  12. The Web Agent attempts to determine if the impersonatee is authorized for the .fcc target resource.
  13. The Policy Server indicates that the impersonatee is authorized for the .fcc target resource.
  14. The impersonator accesses the resource that was indicated in the impersonation .fcc. For example, this can be a .jsp page that will indicate the DN of the impersonator and of the impersonatee.
The following figure shows how the impersonator (now impersonating a user) navigates to a new application:
 
Access a resource using Impersonation flow
Access a resource using Impersonation flow
The impersonator (now impersonating a user) navigates to a new application.
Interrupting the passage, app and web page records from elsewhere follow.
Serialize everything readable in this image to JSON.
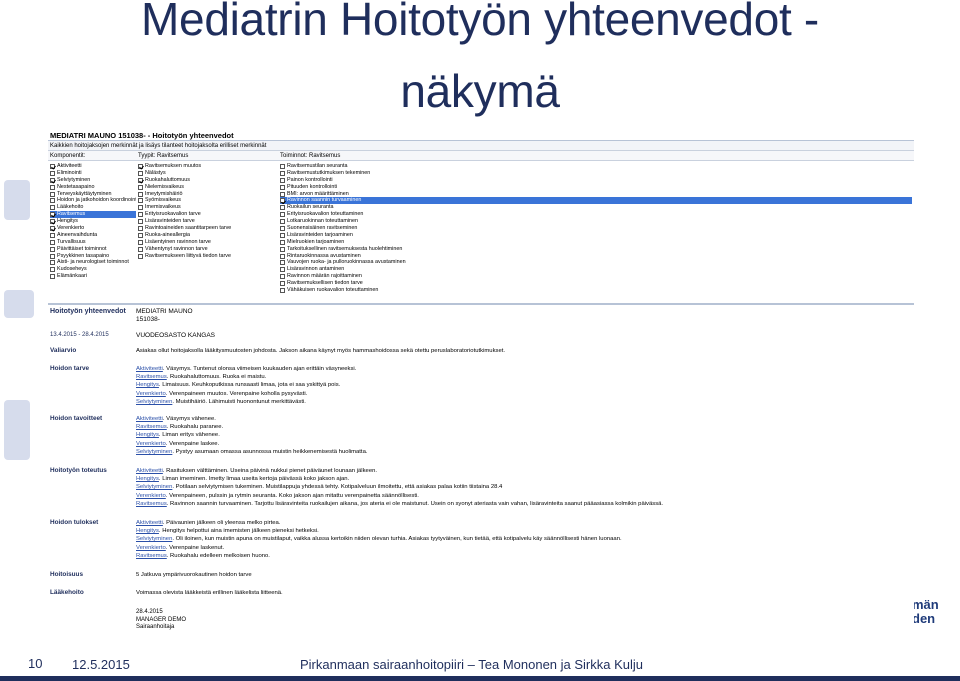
{
  "slide": {
    "title_line1": "Mediatrin Hoitotyön yhteenvedot -",
    "title_line2": "näkymä",
    "page_number": "10",
    "date": "12.5.2015",
    "organization": "Pirkanmaan sairaanhoitopiiri – Tea Mononen ja Sirkka Kulju",
    "logo_fragment_1": "män",
    "logo_fragment_2": "den"
  },
  "window": {
    "title": "MEDIATRI MAUNO 151038- - Hoitotyön yhteenvedot",
    "menu": "Kaikkien hoitojaksojen merkinnät ja lisäys tilanteet hoitojaksolta erilliset merkinnät",
    "col_headers": {
      "components": "Komponentit:",
      "types": "Tyypit: Ravitsemus",
      "actions": "Toiminnot: Ravitsemus"
    },
    "components": [
      {
        "label": "Aktiviteetti",
        "checked": true,
        "selected": false
      },
      {
        "label": "Eliminointi",
        "checked": false,
        "selected": false
      },
      {
        "label": "Selviytyminen",
        "checked": true,
        "selected": false
      },
      {
        "label": "Nestetasapaino",
        "checked": false,
        "selected": false
      },
      {
        "label": "Terveyskäyttäytyminen",
        "checked": false,
        "selected": false
      },
      {
        "label": "Hoidon ja jatkohoidon koordinointi",
        "checked": false,
        "selected": false
      },
      {
        "label": "Lääkehoito",
        "checked": false,
        "selected": false
      },
      {
        "label": "Ravitsemus",
        "checked": true,
        "selected": true
      },
      {
        "label": "Hengitys",
        "checked": true,
        "selected": false
      },
      {
        "label": "Verenkierto",
        "checked": true,
        "selected": false
      },
      {
        "label": "Aineenvaihdunta",
        "checked": false,
        "selected": false
      },
      {
        "label": "Turvallisuus",
        "checked": false,
        "selected": false
      },
      {
        "label": "Päivittäiset toiminnot",
        "checked": false,
        "selected": false
      },
      {
        "label": "Psyykkinen tasapaino",
        "checked": false,
        "selected": false
      },
      {
        "label": "Aisti- ja neurologiset toiminnot",
        "checked": false,
        "selected": false
      },
      {
        "label": "Kudoseheys",
        "checked": false,
        "selected": false
      },
      {
        "label": "Elämänkaari",
        "checked": false,
        "selected": false
      }
    ],
    "types": [
      {
        "label": "Ravitsemuksen muutos",
        "checked": true
      },
      {
        "label": "Nälästys",
        "checked": false
      },
      {
        "label": "Ruokahaluttomuus",
        "checked": true
      },
      {
        "label": "Nielemisvaikeus",
        "checked": false
      },
      {
        "label": "Imeytymishäiriö",
        "checked": false
      },
      {
        "label": "Syömisvaikeus",
        "checked": false
      },
      {
        "label": "Imemisvaikeus",
        "checked": false
      },
      {
        "label": "Erityisruokavalion tarve",
        "checked": false
      },
      {
        "label": "Lisäravinteiden tarve",
        "checked": false
      },
      {
        "label": "Ravintoaineiden saantitarpeen tarve",
        "checked": false
      },
      {
        "label": "Ruoka-aineallergia",
        "checked": false
      },
      {
        "label": "Lisäentyinen ravinnon tarve",
        "checked": false
      },
      {
        "label": "Vähentynyt ravinnon tarve",
        "checked": false
      },
      {
        "label": "Ravitsemukseen liittyvä tiedon tarve",
        "checked": false
      }
    ],
    "actions": [
      {
        "label": "Ravitsemustilan seuranta",
        "checked": false,
        "selected": false
      },
      {
        "label": "Ravitsemustutkimuksen tekeminen",
        "checked": false,
        "selected": false
      },
      {
        "label": "Painon kontrollointi",
        "checked": false,
        "selected": false
      },
      {
        "label": "Pituuden kontrollointi",
        "checked": false,
        "selected": false
      },
      {
        "label": "BMI: arvon määrittäminen",
        "checked": false,
        "selected": false
      },
      {
        "label": "Ravinnon saannin turvaaminen",
        "checked": true,
        "selected": true
      },
      {
        "label": "Ruokailun seuranta",
        "checked": false,
        "selected": false
      },
      {
        "label": "Erityisruokavalion toteuttaminen",
        "checked": false,
        "selected": false
      },
      {
        "label": "Lotkaruokinnan toteuttaminen",
        "checked": false,
        "selected": false
      },
      {
        "label": "Suonensisäinen ravitseminen",
        "checked": false,
        "selected": false
      },
      {
        "label": "Lisäravinteiden tarjoaminen",
        "checked": false,
        "selected": false
      },
      {
        "label": "Mielruokien tarjoaminen",
        "checked": false,
        "selected": false
      },
      {
        "label": "Tarkoituksellinen ravitsemuksesta huolehtiminen",
        "checked": false,
        "selected": false
      },
      {
        "label": "Rintaruokinnassa avustaminen",
        "checked": false,
        "selected": false
      },
      {
        "label": "Vauvojen ruoka- ja pulloruokinnassa avustaminen",
        "checked": false,
        "selected": false
      },
      {
        "label": "Lisäravinnon antaminen",
        "checked": false,
        "selected": false
      },
      {
        "label": "Ravinnon määrän rajoittaminen",
        "checked": false,
        "selected": false
      },
      {
        "label": "Ravitsemuksellisen tiedon tarve",
        "checked": false,
        "selected": false
      },
      {
        "label": "Vähäkuisen ruokavalion toteuttaminen",
        "checked": false,
        "selected": false
      }
    ]
  },
  "summary": {
    "heading": "Hoitotyön yhteenvedot",
    "period": "13.4.2015 - 28.4.2015",
    "patient_name": "MEDIATRI MAUNO",
    "patient_id": "151038-",
    "ward": "VUODEOSASTO KANGAS",
    "sections": [
      {
        "label": "Valiarvio",
        "lines": [
          [
            {
              "t": "",
              "term": false
            },
            {
              "t": "Asiakas ollut hoitojaksolla lääkitysmuutosten johdosta. Jakson aikana käynyt myös hammashoidossa sekä otettu peruslaboratoriotutkimukset.",
              "term": false
            }
          ]
        ]
      },
      {
        "label": "Hoidon tarve",
        "lines": [
          [
            {
              "t": "Aktiviteetti",
              "term": true
            },
            {
              "t": ". Väsymys. Tuntenut olonsa viimeisen kuukauden ajan erittäin väsyneeksi.",
              "term": false
            }
          ],
          [
            {
              "t": "Ravitsemus",
              "term": true
            },
            {
              "t": ". Ruokahaluttomuus. Ruoka ei maistu.",
              "term": false
            }
          ],
          [
            {
              "t": "Hengitys",
              "term": true
            },
            {
              "t": ". Limaisuus. Keuhkoputkissa runsaasti limaa, jota ei saa yskittyä pois.",
              "term": false
            }
          ],
          [
            {
              "t": "Verenkierto",
              "term": true
            },
            {
              "t": ". Verenpaineen muutos. Verenpaine koholla pysyvästi.",
              "term": false
            }
          ],
          [
            {
              "t": "Selviytyminen",
              "term": true
            },
            {
              "t": ". Muistihäiriö. Lähimuisti huonontunut merkittävästi.",
              "term": false
            }
          ]
        ]
      },
      {
        "label": "Hoidon tavoitteet",
        "lines": [
          [
            {
              "t": "Aktiviteetti",
              "term": true
            },
            {
              "t": ". Väsymys vähenee.",
              "term": false
            }
          ],
          [
            {
              "t": "Ravitsemus",
              "term": true
            },
            {
              "t": ". Ruokahalu paranee.",
              "term": false
            }
          ],
          [
            {
              "t": "Hengitys",
              "term": true
            },
            {
              "t": ". Liman eritys vähenee.",
              "term": false
            }
          ],
          [
            {
              "t": "Verenkierto",
              "term": true
            },
            {
              "t": ". Verenpaine laskee.",
              "term": false
            }
          ],
          [
            {
              "t": "Selviytyminen",
              "term": true
            },
            {
              "t": ". Pystyy asumaan omassa asunnossa muistin heikkenemisestä huolimatta.",
              "term": false
            }
          ]
        ]
      },
      {
        "label": "Hoitotyön toteutus",
        "lines": [
          [
            {
              "t": "Aktiviteetti",
              "term": true
            },
            {
              "t": ". Rasituksen välttäminen. Useina päivinä nukkui pienet päiväunet lounaan jälkeen.",
              "term": false
            }
          ],
          [
            {
              "t": "Hengitys",
              "term": true
            },
            {
              "t": ". Liman imeminen. Imetty limaa useita kertoja päivässä koko jakson ajan.",
              "term": false
            }
          ],
          [
            {
              "t": "Selviytyminen",
              "term": true
            },
            {
              "t": ". Potilaan selviytymisen tukeminen. Muistilappuja yhdessä tehty. Kotipalveluun ilmoitettu, että asiakas palaa kotiin tiistaina 28.4",
              "term": false
            }
          ],
          [
            {
              "t": "Verenkierto",
              "term": true
            },
            {
              "t": ". Verenpaineen, pulssin ja rytmin seuranta. Koko jakson ajan mitattu verenpainetta säännöllisesti.",
              "term": false
            }
          ],
          [
            {
              "t": "Ravitsemus",
              "term": true
            },
            {
              "t": ". Ravinnon saannin turvaaminen. Tarjottu lisäravinteita ruokailujen aikana, jos ateria ei ole maistunut. Usein on syonyt ateriasta vain vahan, lisäravinteita saanut pääasiassa kolmikin päivässä.",
              "term": false
            }
          ]
        ]
      },
      {
        "label": "Hoidon tulokset",
        "lines": [
          [
            {
              "t": "Aktiviteetti",
              "term": true
            },
            {
              "t": ". Päivaunien jälkeen oli yleensa melko pirtea.",
              "term": false
            }
          ],
          [
            {
              "t": "Hengitys",
              "term": true
            },
            {
              "t": ". Hengitys helpottui aina imemisten jälkeen pieneksi hetkeksi.",
              "term": false
            }
          ],
          [
            {
              "t": "Selviytyminen",
              "term": true
            },
            {
              "t": ". Oli iloinen, kun muistin apuna on muistilaput, vaikka alussa kertoikin niiden olevan turhia. Asiakas tyytyväinen, kun tietää, että kotipalvelu käy säännöllisesti hänen luonaan.",
              "term": false
            }
          ],
          [
            {
              "t": "Verenkierto",
              "term": true
            },
            {
              "t": ". Verenpaine laskenut.",
              "term": false
            }
          ],
          [
            {
              "t": "Ravitsemus",
              "term": true
            },
            {
              "t": ". Ruokahalu edelleen melkoisen huono.",
              "term": false
            }
          ]
        ]
      },
      {
        "label": "Hoitoisuus",
        "lines": [
          [
            {
              "t": "",
              "term": false
            },
            {
              "t": "5 Jatkuva ympärivuorokautinen hoidon tarve",
              "term": false
            }
          ]
        ]
      },
      {
        "label": "Lääkehoito",
        "lines": [
          [
            {
              "t": "",
              "term": false
            },
            {
              "t": "Voimassa olevista lääkkeistä erillinen lääkelista liitteenä.",
              "term": false
            }
          ]
        ]
      }
    ],
    "signature": {
      "date": "28.4.2015",
      "name": "MANAGER DEMO",
      "role": "Sairaanhoitaja"
    }
  }
}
  1. The Web Agent calls the Policy Server to determine if the resource is protected.
  2. The impersonator access the requested resource.
  3. Since the resource is protected and an SMSESSION cookie exists in the impersonator’s Web Browser for this cookie domain, the Web Agent calls the Policy Server to validate the session spec.
  4. The session spec is validated according to current authentication logic except that additional checks are made against the impersonator and the user because the validation logic can determine that impersonation is occurring due to the contents of the session spec. The impersonator must be bound to an event policy in the current realm that has a rule for an ImpersonateStart event. The user must be bound to a similar policy for the ImpersonateStartUser event that applies to users that can be impersonated.
  5. The Web Agent asks the Policy Server if the user is authorized for the resource.
  6. The Policy Server responds with an authorization response. The authorization response can indicate that the access is allowed or that the access is denied for a multitude of reasons (no rule fired for this resource or access was explicitly forbidden for the user, auth level was too low, session timed out, etc). All of these access reject reasons mirror the user experience. However, Protection Levels are not enforced for impersonated sessions.
  7. The requested resource is returned.